Paying your dues is overrated. Simply putting in the time is not enough. Martin’s story is one of a constant urge to innovate. He was trying to figure out the essence of “funny.” He then yielded these insights to move beyond the static structure of the punchline that dominated performance comedy at the time. This restless urge to understand then innovate led him to be outstanding. Without it, he would have just become another good comedian. Like hundreds of others.
Being Funny is an article where Martin summarizes his comedy philosophy.
What if there were no punch lines? What if there were no indicators? What if I created tension and never released it? What if I headed for a climax, but all I delivered was an anticlimax? What would the audience do with all that tension? Theoretically, it would have to come out sometime. But if I kept denying them the formality of a punch line, the audience would eventually pick their own place to laugh, essentially out of desperation. This type of laugh seemed stronger to me, as they would be laughing at something they chose, rather than being told exactly when to laugh...

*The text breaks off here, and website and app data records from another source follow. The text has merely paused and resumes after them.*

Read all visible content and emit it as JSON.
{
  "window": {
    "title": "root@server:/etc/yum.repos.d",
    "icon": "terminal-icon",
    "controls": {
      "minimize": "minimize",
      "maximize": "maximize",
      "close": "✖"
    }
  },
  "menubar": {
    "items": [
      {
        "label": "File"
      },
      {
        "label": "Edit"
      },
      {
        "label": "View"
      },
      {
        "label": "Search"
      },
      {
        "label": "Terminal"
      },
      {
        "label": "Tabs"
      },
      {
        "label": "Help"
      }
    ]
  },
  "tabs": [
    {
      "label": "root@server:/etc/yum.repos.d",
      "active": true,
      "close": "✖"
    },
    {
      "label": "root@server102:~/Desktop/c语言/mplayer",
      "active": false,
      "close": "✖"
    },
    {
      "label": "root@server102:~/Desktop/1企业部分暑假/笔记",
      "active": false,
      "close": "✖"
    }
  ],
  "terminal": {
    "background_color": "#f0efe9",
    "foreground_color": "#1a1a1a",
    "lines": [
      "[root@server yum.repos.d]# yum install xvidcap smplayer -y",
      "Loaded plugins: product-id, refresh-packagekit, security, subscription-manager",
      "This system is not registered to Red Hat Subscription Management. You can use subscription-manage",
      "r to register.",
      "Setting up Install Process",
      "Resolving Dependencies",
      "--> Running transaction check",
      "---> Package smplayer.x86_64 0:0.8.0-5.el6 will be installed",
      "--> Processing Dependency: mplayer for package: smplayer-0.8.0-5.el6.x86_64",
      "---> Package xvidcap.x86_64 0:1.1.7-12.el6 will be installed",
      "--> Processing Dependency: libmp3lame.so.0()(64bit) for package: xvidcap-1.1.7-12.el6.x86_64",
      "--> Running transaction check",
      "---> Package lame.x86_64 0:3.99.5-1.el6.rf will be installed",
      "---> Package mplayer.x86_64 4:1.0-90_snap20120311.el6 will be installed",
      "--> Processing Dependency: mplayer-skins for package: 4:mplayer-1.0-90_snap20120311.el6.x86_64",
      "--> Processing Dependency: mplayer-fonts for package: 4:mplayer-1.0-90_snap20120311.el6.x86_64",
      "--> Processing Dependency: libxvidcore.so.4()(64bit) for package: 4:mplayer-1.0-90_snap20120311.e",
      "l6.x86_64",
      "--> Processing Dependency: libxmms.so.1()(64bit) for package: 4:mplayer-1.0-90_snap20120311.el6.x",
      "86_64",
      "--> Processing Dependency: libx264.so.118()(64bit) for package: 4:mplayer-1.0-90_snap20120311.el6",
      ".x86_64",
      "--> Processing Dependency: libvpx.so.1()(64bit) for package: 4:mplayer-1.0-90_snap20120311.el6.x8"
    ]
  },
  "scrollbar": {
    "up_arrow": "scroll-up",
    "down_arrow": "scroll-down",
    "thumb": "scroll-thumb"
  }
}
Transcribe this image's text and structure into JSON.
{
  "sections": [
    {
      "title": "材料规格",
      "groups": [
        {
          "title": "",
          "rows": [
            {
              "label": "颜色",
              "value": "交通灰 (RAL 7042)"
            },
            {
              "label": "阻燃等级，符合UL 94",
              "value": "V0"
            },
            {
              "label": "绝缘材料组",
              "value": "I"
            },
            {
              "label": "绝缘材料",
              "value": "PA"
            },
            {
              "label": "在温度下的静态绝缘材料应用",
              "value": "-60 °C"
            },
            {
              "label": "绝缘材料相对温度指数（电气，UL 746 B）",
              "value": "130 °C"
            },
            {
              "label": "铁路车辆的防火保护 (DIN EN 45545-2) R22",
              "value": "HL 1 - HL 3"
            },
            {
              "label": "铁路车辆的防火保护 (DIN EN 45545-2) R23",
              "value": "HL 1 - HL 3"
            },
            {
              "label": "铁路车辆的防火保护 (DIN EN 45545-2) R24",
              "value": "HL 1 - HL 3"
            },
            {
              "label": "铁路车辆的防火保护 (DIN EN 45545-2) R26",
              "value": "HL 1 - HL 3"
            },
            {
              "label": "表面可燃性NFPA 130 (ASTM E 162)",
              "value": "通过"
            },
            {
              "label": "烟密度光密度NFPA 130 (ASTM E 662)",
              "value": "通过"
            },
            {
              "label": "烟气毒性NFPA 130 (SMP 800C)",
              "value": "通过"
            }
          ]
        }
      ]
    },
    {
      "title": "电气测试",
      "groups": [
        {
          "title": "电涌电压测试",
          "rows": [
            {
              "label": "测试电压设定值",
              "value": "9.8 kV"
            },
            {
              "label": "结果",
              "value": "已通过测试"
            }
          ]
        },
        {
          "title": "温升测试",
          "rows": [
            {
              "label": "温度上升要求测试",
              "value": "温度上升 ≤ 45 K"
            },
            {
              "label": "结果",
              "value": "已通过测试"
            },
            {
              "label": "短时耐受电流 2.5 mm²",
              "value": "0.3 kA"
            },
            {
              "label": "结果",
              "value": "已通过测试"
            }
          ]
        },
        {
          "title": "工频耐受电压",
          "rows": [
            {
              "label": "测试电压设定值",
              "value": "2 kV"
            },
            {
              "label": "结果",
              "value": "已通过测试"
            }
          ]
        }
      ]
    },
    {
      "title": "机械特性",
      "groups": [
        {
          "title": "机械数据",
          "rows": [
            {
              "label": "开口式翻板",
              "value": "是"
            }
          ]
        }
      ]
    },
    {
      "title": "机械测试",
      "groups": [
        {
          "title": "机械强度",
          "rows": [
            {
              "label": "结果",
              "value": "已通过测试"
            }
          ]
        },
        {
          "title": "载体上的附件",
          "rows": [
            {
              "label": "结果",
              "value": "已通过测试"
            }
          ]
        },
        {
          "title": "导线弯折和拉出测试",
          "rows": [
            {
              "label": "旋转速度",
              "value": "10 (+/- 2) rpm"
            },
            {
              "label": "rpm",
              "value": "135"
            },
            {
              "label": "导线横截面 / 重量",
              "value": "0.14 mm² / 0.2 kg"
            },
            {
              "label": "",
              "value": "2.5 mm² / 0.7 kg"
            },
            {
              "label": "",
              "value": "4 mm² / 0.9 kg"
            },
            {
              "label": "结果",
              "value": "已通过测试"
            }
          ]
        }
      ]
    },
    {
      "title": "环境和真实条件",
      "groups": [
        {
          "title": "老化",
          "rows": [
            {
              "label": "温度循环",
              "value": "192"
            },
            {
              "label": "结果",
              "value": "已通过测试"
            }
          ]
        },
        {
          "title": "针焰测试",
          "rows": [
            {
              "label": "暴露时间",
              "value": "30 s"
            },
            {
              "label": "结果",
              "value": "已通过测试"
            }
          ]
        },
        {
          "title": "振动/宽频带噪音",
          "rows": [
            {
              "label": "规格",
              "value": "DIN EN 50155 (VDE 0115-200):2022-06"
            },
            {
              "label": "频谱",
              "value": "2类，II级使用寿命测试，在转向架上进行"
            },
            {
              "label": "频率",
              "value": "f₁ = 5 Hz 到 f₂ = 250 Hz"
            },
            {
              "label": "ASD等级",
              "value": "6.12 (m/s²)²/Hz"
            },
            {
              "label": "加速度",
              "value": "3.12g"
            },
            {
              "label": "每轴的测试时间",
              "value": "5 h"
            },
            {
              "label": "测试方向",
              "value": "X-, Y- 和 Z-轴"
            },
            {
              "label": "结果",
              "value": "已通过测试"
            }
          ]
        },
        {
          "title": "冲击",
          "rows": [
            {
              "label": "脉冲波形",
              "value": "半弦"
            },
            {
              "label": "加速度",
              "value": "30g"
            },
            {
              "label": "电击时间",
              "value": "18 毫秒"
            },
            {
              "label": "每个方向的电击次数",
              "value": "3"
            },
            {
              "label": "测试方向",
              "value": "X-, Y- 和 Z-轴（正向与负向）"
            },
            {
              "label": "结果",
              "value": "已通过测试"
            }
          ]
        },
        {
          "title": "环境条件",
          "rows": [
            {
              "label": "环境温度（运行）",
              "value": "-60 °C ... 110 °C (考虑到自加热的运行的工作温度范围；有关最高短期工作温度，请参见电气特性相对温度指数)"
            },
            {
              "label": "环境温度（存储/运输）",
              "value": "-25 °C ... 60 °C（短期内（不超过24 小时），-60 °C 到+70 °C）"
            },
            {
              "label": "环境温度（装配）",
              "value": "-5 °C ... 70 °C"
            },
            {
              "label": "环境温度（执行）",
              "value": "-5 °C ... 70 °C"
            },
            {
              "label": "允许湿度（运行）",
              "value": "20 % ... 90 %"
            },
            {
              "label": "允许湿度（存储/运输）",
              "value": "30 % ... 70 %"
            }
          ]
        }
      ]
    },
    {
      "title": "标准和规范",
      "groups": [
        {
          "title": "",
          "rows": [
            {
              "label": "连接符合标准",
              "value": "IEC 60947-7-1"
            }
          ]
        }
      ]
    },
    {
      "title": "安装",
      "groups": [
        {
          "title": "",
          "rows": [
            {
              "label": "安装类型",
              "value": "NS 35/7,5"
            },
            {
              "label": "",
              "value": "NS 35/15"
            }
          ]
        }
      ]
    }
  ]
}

Now that I had assigned myself to an act without jokes, I gave myself a rule. Never let them know I was bombing: this is funny, you just haven't gotten it yet. If I wasn't offering punch lines, I'd never be standing there with egg on my face. It was essential that I never show doubt about what I was doing. I would move through my act without pausing for the laugh, as though everything were an aside. Eventually, I thought, the laughs would be playing catch-up to what I was doing. Everything would be either delivered in passing, or the opposite, an elaborate presentation that climaxed in pointlessness. Another rule was to make the audience believe that I thought I was fantastic, that my confidence could not be shattered. They had to believe that I didn't care if they laughed at all and that this act was going on with or without them.
Related: Excerpts from "Born Standing Up: A Comic's Life."